Visitors have used the giant Victoria amazonica water lilies as target practice.
A Botanic Gardens department spokesman said the Lily Square has had its fair share of vandalism.
Apart from the usual throwing of rubbish into the ponds, some visitors have used the giant Victoria amazonica water lilies as target practice.
”Our employees, who clean the ponds daily and fertilise the lilies, have been fishing out rubbish like plastic food wrappers and even broken glass bottles out of the water.
”There have been occasions when they have found the big leaves in the water damaged by objects that do not belong in the pond,” he said when met at the department’s office in the Gardens recently.
The worst shock came when they saw visitors stealing the lilies.
The spokesman also said there had been unsolicited “donations” of fish and small tortoises.
Members of the public, he said, had released koi and tortoises into the ponds.
Though their actions may seem harmless and symbolise good fortune, it is detrimental to the lilies.
”The fish destroy the roots of lily plants,” said the spokesman.
Koi tend to uproot plants like water lily while in search of food and at the Lily Square, they had caused problems for the plants until the department discovered them.
The department recently put small round culverts into the ponds to prevent the fish from getting close to the plants.
He said the department was aware of the criticisms that was being thrown its way. He added that the employees are working hard to improve the situation at the pond.
He explained that for the past months, the department was going through a transition period, welcoming new top management officers and staff.
”We are still learning about issues concerning the Gardens and how to handle things, especially maintaining the giant lilies,” he said, adding that guards would be hired to monitor the Lily Square to prevent further vandalism and thefts.
He pointed out that the Lily Square is being upgraded with lamp posts to help brighten up the area after dark.
On the issue of cleanliness, he said the Gardens’ employees clean the surroundings every day.
“The Gardens’ cleanliness problem is mainly due to unauthorised private picnics and monkeys taking out rubbish from garbage bins in search of food.
”If the water is dirty, it is usually because of dried leaves,” he said.
The spokesman gave his assurance that the department would monitor its staff to ensure the Gardens was maintained properly.

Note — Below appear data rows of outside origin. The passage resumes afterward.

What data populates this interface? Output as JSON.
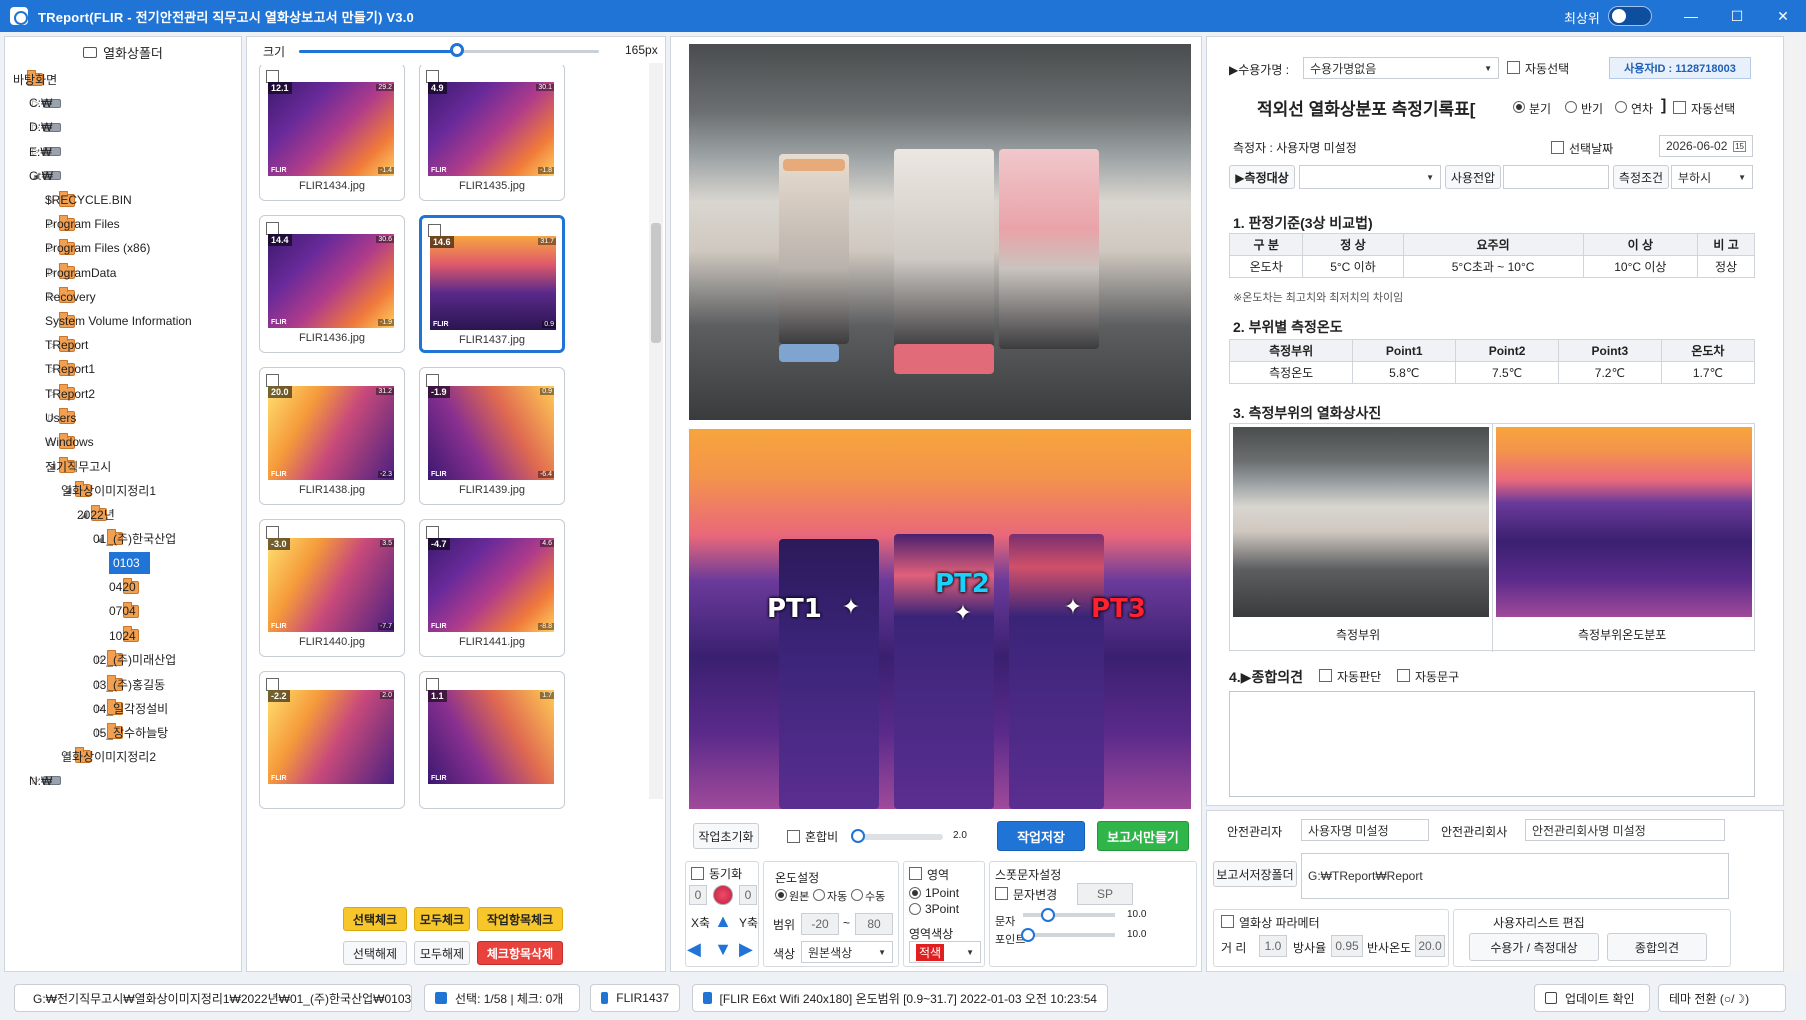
{
  "window": {
    "title": "TReport(FLIR - 전기안전관리 직무고시 열화상보고서 만들기) V3.0",
    "topmost_label": "최상위",
    "min": "—",
    "max": "☐",
    "close": "✕"
  },
  "tree": {
    "header": "열화상폴더",
    "items": [
      {
        "label": "바탕화면",
        "type": "folder"
      },
      {
        "label": "C:₩",
        "type": "drive"
      },
      {
        "label": "D:₩",
        "type": "drive"
      },
      {
        "label": "E:₩",
        "type": "drive"
      },
      {
        "label": "G:₩",
        "type": "drive"
      },
      {
        "label": "$RECYCLE.BIN",
        "type": "folder"
      },
      {
        "label": "Program Files",
        "type": "folder"
      },
      {
        "label": "Program Files (x86)",
        "type": "folder"
      },
      {
        "label": "ProgramData",
        "type": "folder"
      },
      {
        "label": "Recovery",
        "type": "folder"
      },
      {
        "label": "System Volume Information",
        "type": "folder"
      },
      {
        "label": "TReport",
        "type": "folder"
      },
      {
        "label": "TReport1",
        "type": "folder"
      },
      {
        "label": "TReport2",
        "type": "folder"
      },
      {
        "label": "Users",
        "type": "folder"
      },
      {
        "label": "Windows",
        "type": "folder"
      },
      {
        "label": "전기직무고시",
        "type": "folder"
      },
      {
        "label": "열화상이미지정리1",
        "type": "folder"
      },
      {
        "label": "2022년",
        "type": "folder"
      },
      {
        "label": "01_(주)한국산업",
        "type": "folder"
      },
      {
        "label": "0103",
        "type": "folder"
      },
      {
        "label": "0420",
        "type": "folder"
      },
      {
        "label": "0704",
        "type": "folder"
      },
      {
        "label": "1024",
        "type": "folder"
      },
      {
        "label": "02_(주)미래산업",
        "type": "folder"
      },
      {
        "label": "03_(주)홍길동",
        "type": "folder"
      },
      {
        "label": "04_일각정설비",
        "type": "folder"
      },
      {
        "label": "05_장수하늘탕",
        "type": "folder"
      },
      {
        "label": "열화상이미지정리2",
        "type": "folder"
      },
      {
        "label": "N:₩",
        "type": "drive"
      }
    ]
  },
  "thumbs": {
    "size_label": "크기",
    "size_value": "165px",
    "size_fraction": 0.53,
    "items": [
      {
        "name": "FLIR1434.jpg",
        "max": "29.2",
        "min": "-1.4",
        "temp": "12.1"
      },
      {
        "name": "FLIR1435.jpg",
        "max": "30.1",
        "min": "-1.8",
        "temp": "4.9"
      },
      {
        "name": "FLIR1436.jpg",
        "max": "30.6",
        "min": "-1.9",
        "temp": "14.4"
      },
      {
        "name": "FLIR1437.jpg",
        "max": "31.7",
        "min": "0.9",
        "temp": "14.6"
      },
      {
        "name": "FLIR1438.jpg",
        "max": "31.2",
        "min": "-2.3",
        "temp": "20.0"
      },
      {
        "name": "FLIR1439.jpg",
        "max": "0.9",
        "min": "-6.4",
        "temp": "-1.9"
      },
      {
        "name": "FLIR1440.jpg",
        "max": "3.5",
        "min": "-7.7",
        "temp": "-3.0"
      },
      {
        "name": "FLIR1441.jpg",
        "max": "4.6",
        "min": "-8.8",
        "temp": "-4.7"
      },
      {
        "name": "",
        "max": "2.0",
        "min": "",
        "temp": "-2.2"
      },
      {
        "name": "",
        "max": "1.7",
        "min": "",
        "temp": "1.1"
      }
    ],
    "flir_logo": "FLIR",
    "buttons": {
      "check_select": "선택체크",
      "check_all": "모두체크",
      "check_done": "작업항목체크",
      "uncheck_select": "선택해제",
      "uncheck_all": "모두해제",
      "delete_checked": "체크항목삭제"
    }
  },
  "viewer": {
    "pt1": "PT1",
    "pt2": "PT2",
    "pt3": "PT3",
    "reset": "작업초기화",
    "blend": "혼합비",
    "blend_value": "2.0",
    "save": "작업저장",
    "make_report": "보고서만들기",
    "sync": "동기화",
    "sync_left": "0",
    "sync_right": "0",
    "x_axis": "X축",
    "y_axis": "Y축",
    "temp_setting": "온도설정",
    "temp_orig": "원본",
    "temp_auto": "자동",
    "temp_manual": "수동",
    "range": "범위",
    "range_min": "-20",
    "range_sep": "~",
    "range_max": "80",
    "color": "색상",
    "color_value": "원본색상",
    "area": "영역",
    "area_1p": "1Point",
    "area_3p": "3Point",
    "area_color": "영역색상",
    "area_color_value": "적색",
    "spot_setting": "스폿문자설정",
    "char_change": "문자변경",
    "sp": "SP",
    "char": "문자",
    "char_value": "10.0",
    "point": "포인트",
    "point_value": "10.0"
  },
  "report": {
    "customer_label": "▶수용가명 :",
    "customer_value": "수용가명없음",
    "auto_select": "자동선택",
    "user_id": "사용자ID : 1128718003",
    "title": "적외선 열화상분포 측정기록표[",
    "period_quarter": "분기",
    "period_half": "반기",
    "period_year": "연차",
    "title_end": "]",
    "auto_select2": "자동선택",
    "measurer": "측정자 : 사용자명 미설정",
    "select_date": "선택날짜",
    "date_value": "2026-06-02",
    "cal_icon": "15",
    "target_label": "▶측정대상",
    "voltage_label": "사용전압",
    "cond_label": "측정조건",
    "cond_value": "부하시",
    "sec1": "1. 판정기준(3상 비교법)",
    "crit_header": [
      "구 분",
      "정 상",
      "요주의",
      "이 상",
      "비 고"
    ],
    "crit_row": [
      "온도차",
      "5°C 이하",
      "5°C초과 ~ 10°C",
      "10°C 이상",
      "정상"
    ],
    "note": "※온도차는 최고치와 최저치의 차이임",
    "sec2": "2. 부위별 측정온도",
    "meas_header": [
      "측정부위",
      "Point1",
      "Point2",
      "Point3",
      "온도차"
    ],
    "meas_row": [
      "측정온도",
      "5.8℃",
      "7.5℃",
      "7.2℃",
      "1.7℃"
    ],
    "sec3": "3. 측정부위의 열화상사진",
    "photo1_cap": "측정부위",
    "photo2_cap": "측정부위온도분포",
    "sec4": "4.▶종합의견",
    "auto_judge": "자동판단",
    "auto_text": "자동문구"
  },
  "footer": {
    "safety_manager_label": "안전관리자",
    "safety_manager_value": "사용자명 미설정",
    "safety_company_label": "안전관리회사",
    "safety_company_value": "안전관리회사명 미설정",
    "report_folder_btn": "보고서저장폴더",
    "report_folder_value": "G:₩TReport₩Report",
    "param_title": "열화상 파라메터",
    "dist_label": "거  리",
    "dist_value": "1.0",
    "emis_label": "방사율",
    "emis_value": "0.95",
    "refl_label": "반사온도",
    "refl_value": "20.0",
    "userlist_title": "사용자리스트 편집",
    "customer_target_btn": "수용가 / 측정대상",
    "opinion_btn": "종합의견"
  },
  "status": {
    "path": "G:₩전기직무고시₩열화상이미지정리1₩2022년₩01_(주)한국산업₩0103",
    "selection": "선택: 1/58 | 체크: 0개",
    "file": "FLIR1437",
    "info": "[FLIR E6xt Wifi 240x180] 온도범위 [0.9~31.7] 2022-01-03 오전 10:23:54",
    "update": "업데이트 확인",
    "theme": "테마 전환 (○/☽)"
  }
}
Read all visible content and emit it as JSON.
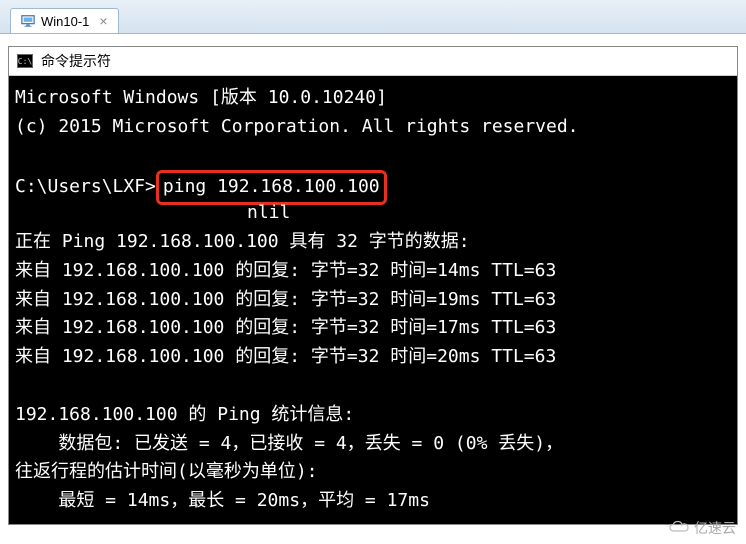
{
  "tab": {
    "label": "Win10-1",
    "close": "×"
  },
  "window": {
    "title": "命令提示符",
    "icon_text": "C:\\"
  },
  "terminal": {
    "line_version": "Microsoft Windows [版本 10.0.10240]",
    "line_copyright": "(c) 2015 Microsoft Corporation. All rights reserved.",
    "blank": "",
    "prompt_prefix": "C:\\Users\\LXF>",
    "command": "ping 192.168.100.100",
    "cursor_line": "nlil",
    "ping_header": "正在 Ping 192.168.100.100 具有 32 字节的数据:",
    "reply1": "来自 192.168.100.100 的回复: 字节=32 时间=14ms TTL=63",
    "reply2": "来自 192.168.100.100 的回复: 字节=32 时间=19ms TTL=63",
    "reply3": "来自 192.168.100.100 的回复: 字节=32 时间=17ms TTL=63",
    "reply4": "来自 192.168.100.100 的回复: 字节=32 时间=20ms TTL=63",
    "stats_header": "192.168.100.100 的 Ping 统计信息:",
    "stats_packets": "    数据包: 已发送 = 4，已接收 = 4，丢失 = 0 (0% 丢失)，",
    "rtt_header": "往返行程的估计时间(以毫秒为单位):",
    "rtt_values": "    最短 = 14ms，最长 = 20ms，平均 = 17ms"
  },
  "watermark": {
    "text": "亿速云"
  }
}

There was an improvement to the situation at the Gardens when Streets visited the place recently following complaints on Lily Square’s poor upkeep. By Looi Sue-Chern